Wire Size Tech Tip

All about wire and cable:


 What size, how many conductor, and what kind of wire should I use on my layout?

Wire size:

Wire is graded by gauge which basically means how thick the conductors are. The smaller the “gauge” the larger the wire.  Number 4 or no 6 wires for example are used to bring into your house to feed the circuit panel in your house. 50-gauge wire was used frequently inside of computers to transfer data.  Lionel would give you a small length of 22 gauge to power your tracks. For a run of a couple of feet that was ok. For longer runs bad idea. 

 Note:  Wire has built in resistance usually measured by OHMS of resistance per foot. The smaller the wire the more resistance. What that means is the more feet you have the higher the resistance the more power loss you will have. The larger the wire (the gauge of the wire) the less the loss. This is a matter of mathematical computation, so let’s just use the kiss system.

To run trains:  For runs up to 60 feet’ 18 gauge is fine. For longer runs go to 16.

For switches, rcs tracks, toys etc: For runs of 8’ or less 22 gauge is ok. We have used this size for controllers up to 8’ runs.  only problem is wire is not very thick and is hard to work with.  This year (2023) we have received new cables specifically made for us,  and is 20 gauge. Much heavier than 22 gauge. This new wire works great for switches rcs controls, lights etc up to 60’ For short runs (under 10’) will work to power trains also.

 For LED’s 50 gauge will work but is a pain. Suggest 22 gauge which is also ok for lights.

For spurs power taps etc 18 again is a good choice..

How many conductors?  Logic says just run the number of conductors you absolutely need to power whatever or is it. Our train stuff always seem to have babies,. which require wiring. So why not run an extra wire as a just in caser for down the road?  I like 4 conductor cables.

What kind of wire?

First, always use stranded wires not solid. Stranded wires (especially for AC) will handle more power, and are much easier to work with. Plus they don’t break. The more individual wires in any one wire the better. The wires we now have made for us have extremely fine wires, but lots of them. Makes the whole cable much more flexible, solders easier, and handles more current then normal wires.

Pure copper or copper clad over aluminum?

Pure copper has less resistance, handles data better, and solders better.

True, but is 5 times more expensive, If you are wiring a house, or sending data more than 75 feet absolutely use pure copper. For our applications on our layouts it is a total waste of money. We use exclusively copper clad wires and they work just fine. The actual differences would be completely meaningless.. For soldering, use a 600-degree tip and even the smallest gauge wires you will have no difficulty. Useless info power companies now use all aluminum wires except for the big towers which they add a steel core for strength for long runs. Our current cables do have a tiny tiny center of aluminum, so small, it is very hard to see.
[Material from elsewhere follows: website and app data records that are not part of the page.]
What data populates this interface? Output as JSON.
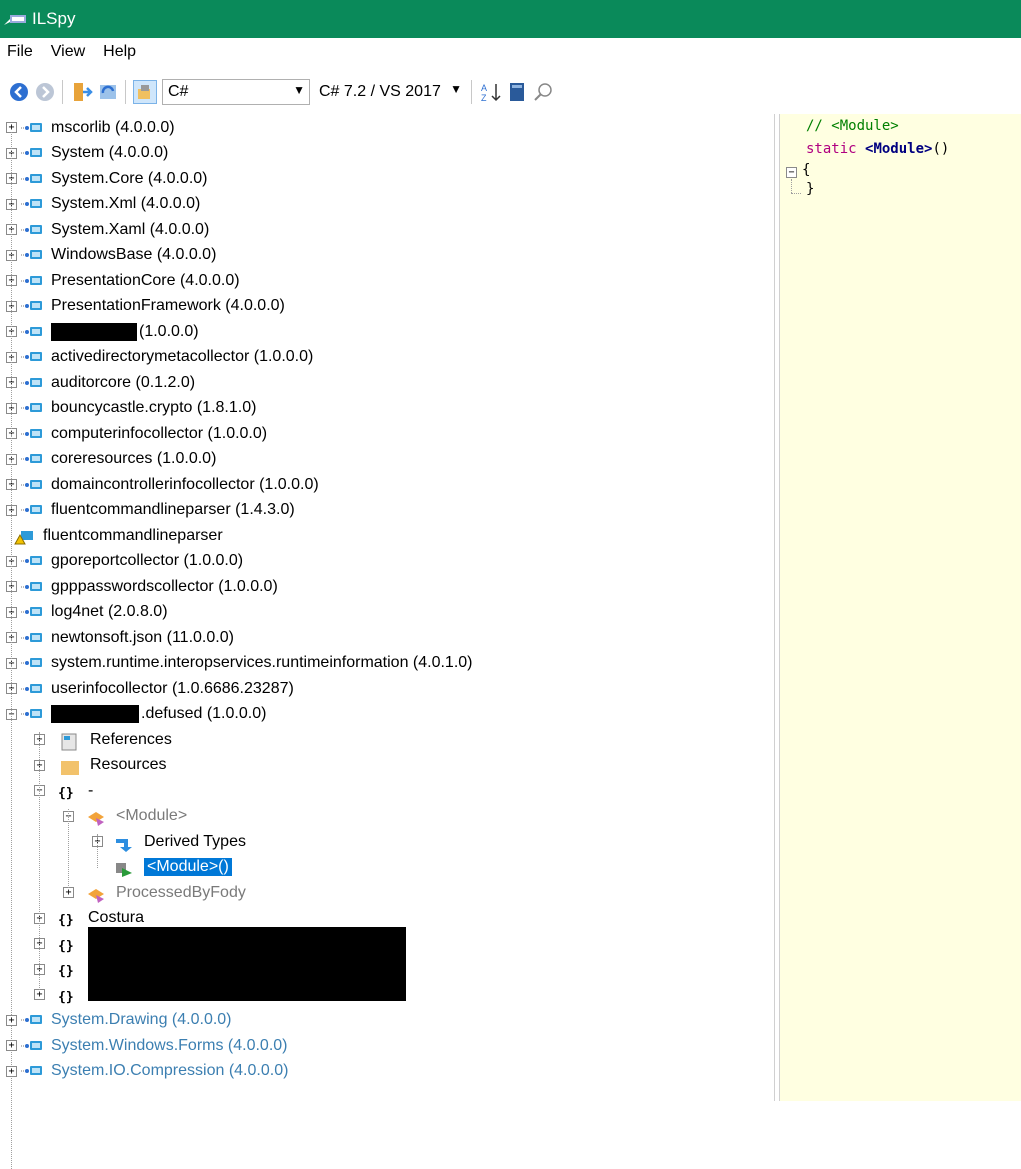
{
  "window": {
    "title": "ILSpy"
  },
  "menu": [
    "File",
    "View",
    "Help"
  ],
  "toolbar": {
    "language": "C#",
    "version": "C# 7.2 / VS 2017"
  },
  "tree": {
    "assemblies": [
      {
        "name": "mscorlib (4.0.0.0)"
      },
      {
        "name": "System (4.0.0.0)"
      },
      {
        "name": "System.Core (4.0.0.0)"
      },
      {
        "name": "System.Xml (4.0.0.0)"
      },
      {
        "name": "System.Xaml (4.0.0.0)"
      },
      {
        "name": "WindowsBase (4.0.0.0)"
      },
      {
        "name": "PresentationCore (4.0.0.0)"
      },
      {
        "name": "PresentationFramework (4.0.0.0)"
      },
      {
        "name": "(1.0.0.0)"
      },
      {
        "name": "activedirectorymetacollector (1.0.0.0)"
      },
      {
        "name": "auditorcore (0.1.2.0)"
      },
      {
        "name": "bouncycastle.crypto (1.8.1.0)"
      },
      {
        "name": "computerinfocollector (1.0.0.0)"
      },
      {
        "name": "coreresources (1.0.0.0)"
      },
      {
        "name": "domaincontrollerinfocollector (1.0.0.0)"
      },
      {
        "name": "fluentcommandlineparser (1.4.3.0)"
      },
      {
        "name": "fluentcommandlineparser"
      },
      {
        "name": "gporeportcollector (1.0.0.0)"
      },
      {
        "name": "gpppasswordscollector (1.0.0.0)"
      },
      {
        "name": "log4net (2.0.8.0)"
      },
      {
        "name": "newtonsoft.json (11.0.0.0)"
      },
      {
        "name": "system.runtime.interopservices.runtimeinformation (4.0.1.0)"
      },
      {
        "name": "userinfocollector (1.0.6686.23287)"
      },
      {
        "name": ".defused (1.0.0.0)"
      }
    ],
    "children": {
      "references": "References",
      "resources": "Resources",
      "ns_root": "-",
      "module": "<Module>",
      "derived_types": "Derived Types",
      "module_ctor": "<Module>()",
      "processed_by_fody": "ProcessedByFody",
      "costura": "Costura"
    },
    "tail_assemblies": [
      {
        "name": "System.Drawing (4.0.0.0)"
      },
      {
        "name": "System.Windows.Forms (4.0.0.0)"
      },
      {
        "name": "System.IO.Compression (4.0.0.0)"
      }
    ]
  },
  "code": {
    "comment": "// <Module>",
    "kw_static": "static",
    "ident": "<Module>",
    "parens": "()",
    "open": "{",
    "close": "}"
  },
  "colors": {
    "titlebar": "#0a8a5a",
    "code_bg": "#ffffe1",
    "selection": "#0078d7",
    "comment": "#008000",
    "keyword": "#b00080"
  }
}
Them being so small and using so many wires per cable, works out great.

Oh a word about solder.  Use only Kester 60/40 66 rosin core solder. It is up to twice as expensive as other solders and believe me is well worth it. We use the .062 size exclusively, but some folks like the thinner gauge .031.I’ve tried cheaper solders and the grief ain’t worth the price difference. Remember this is a lead base solder, so hold your breath when melting it. We use very strong exhaust fans on our workstations.  Yeah I know, old school.
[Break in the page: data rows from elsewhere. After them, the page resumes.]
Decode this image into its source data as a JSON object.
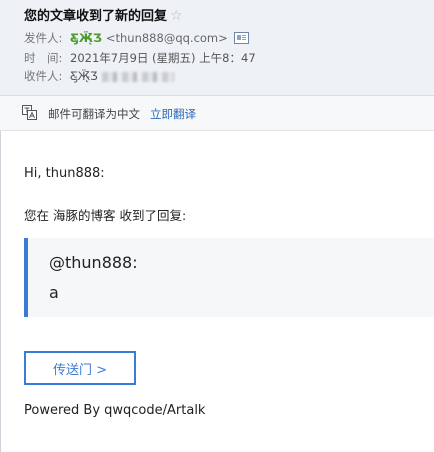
{
  "email": {
    "subject": "您的文章收到了新的回复",
    "star_icon": "☆",
    "from_label": "发件人:",
    "from_name": "Ƹ̵̡Ӝ̵̨̄Ʒ",
    "from_address": "<thun888@qq.com>",
    "time_label": "时　间:",
    "time_value": "2021年7月9日 (星期五) 上午8：47",
    "to_label": "收件人:",
    "to_name": "Ƹ̵̡Ӝ̵̨̄Ʒ"
  },
  "translate_bar": {
    "text": "邮件可翻译为中文",
    "link": "立即翻译"
  },
  "body": {
    "greeting": "Hi, thun888:",
    "info": "您在 海豚的博客 收到了回复:",
    "quote_mention": "@thun888:",
    "quote_content": "a",
    "button": "传送门 >",
    "powered": "Powered By qwqcode/Artalk"
  },
  "colors": {
    "accent": "#3a7bd5",
    "sender_name": "#4a9a2c",
    "link": "#2a69b8"
  }
}
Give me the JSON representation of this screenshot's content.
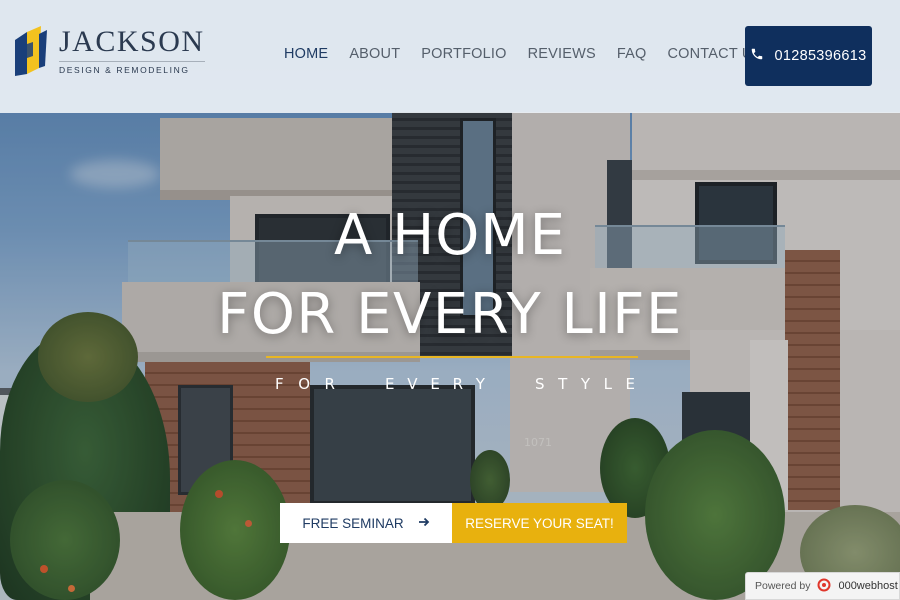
{
  "brand": {
    "name": "JACKSON",
    "subtitle": "DESIGN & REMODELING",
    "colors": {
      "navy": "#0f2f5d",
      "gold": "#e8b10e",
      "logo_blue": "#1a3f7a",
      "logo_yellow": "#f3c21f"
    }
  },
  "nav": {
    "items": [
      {
        "label": "HOME",
        "active": true
      },
      {
        "label": "ABOUT",
        "active": false
      },
      {
        "label": "PORTFOLIO",
        "active": false
      },
      {
        "label": "REVIEWS",
        "active": false
      },
      {
        "label": "FAQ",
        "active": false
      },
      {
        "label": "CONTACT US",
        "active": false
      }
    ]
  },
  "phone": {
    "icon": "phone-icon",
    "number": "01285396613"
  },
  "hero": {
    "headline_line1": "A HOME",
    "headline_line2": "FOR EVERY LIFE",
    "tagline_words": [
      "FOR",
      "EVERY",
      "STYLE"
    ],
    "house_number": "1071"
  },
  "cta": {
    "seminar_label": "FREE SEMINAR",
    "seminar_icon": "arrow-right-icon",
    "reserve_label": "RESERVE YOUR SEAT!"
  },
  "footer_badge": {
    "prefix": "Powered by",
    "brand": "000webhost"
  }
}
Last tip:  use fork connectors to attach wires if possible. Don’t have to worry bout strands shorting out.